But she said the NHS was now entering a “new, but no less challenging phase” in responding to the Covid-19 crisis.
“This means we will need the same determination, team-work and innovation that have served us so well over the last 18 months. Amid these pressures, I know colleagues share my determination to deliver the long term improvements in treatment and care which, coupled with a renewed focus on prevention, will enable many more people to live longer and more fulfilling lives.”
She added: “The NHS must continue to innovate and work in new ways to deliver the care that patients need. We must harness this power to ensure everyone can access the care they need, prevent illness and provide better treatment, and deliver on our long term ambitions to tackle major killers like cancer and stroke, saving many more lives.”
Throughout the pandemic hospitals have seen staffing levels stretched to dangerous ratios with staff redeployed to makeshift intensive care wards set up in operating theatres and other spaces.
Ms Pritchard said the pandemic had required staff to “make considerable personal sacrifice – working beyond your normal hours for long stretches, taking on new and difficult roles at real speed and having to cope with deeply distressing circumstances, including losing valued colleagues.
“Supporting the health and wellbeing of all our NHS staff will continue to be central to our future strategy and recovery.

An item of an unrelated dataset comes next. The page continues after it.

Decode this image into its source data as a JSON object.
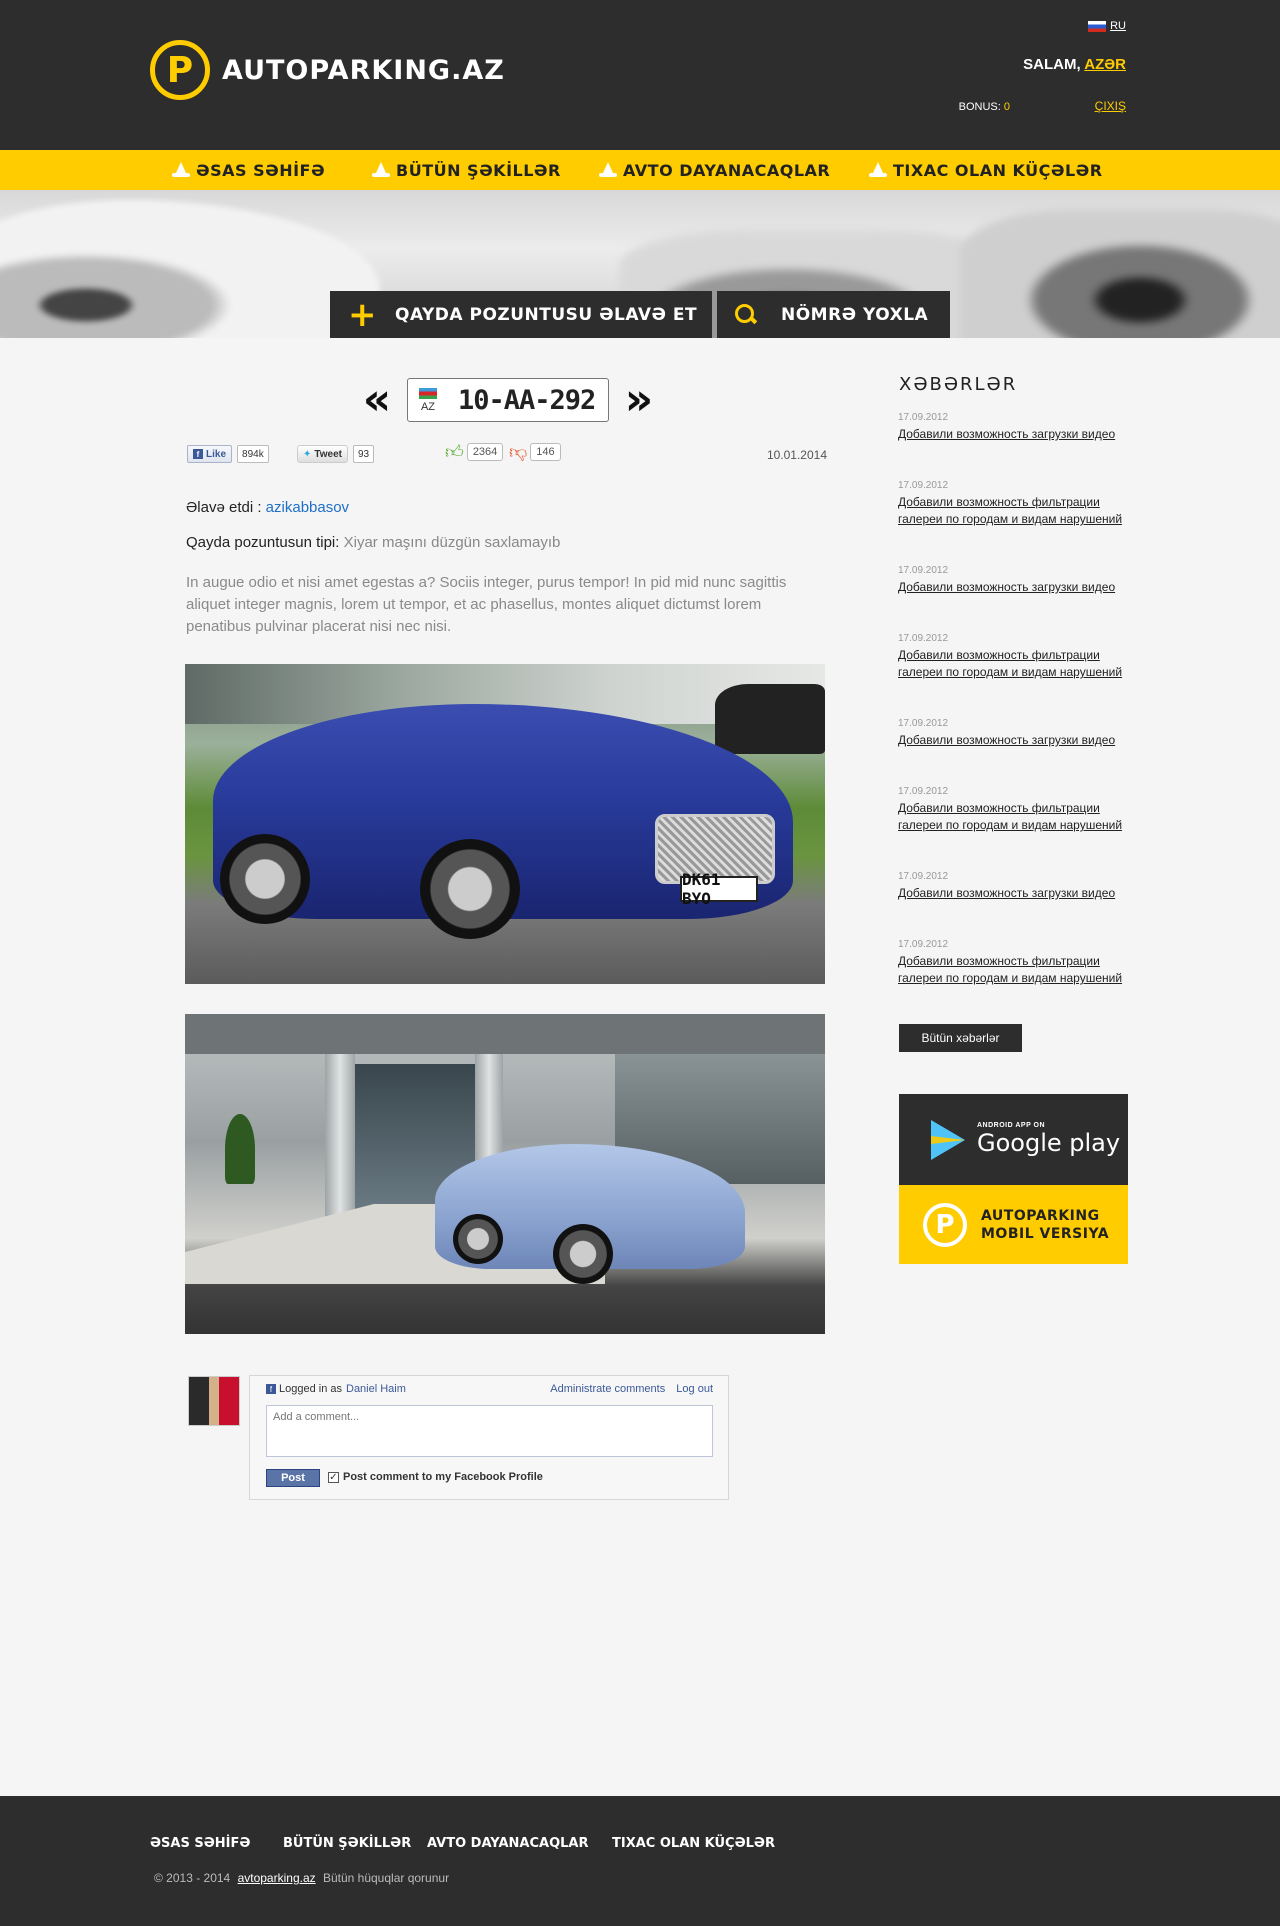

I do not underestimate the scale of the task we face and while I am realistic, I am also optimistic.”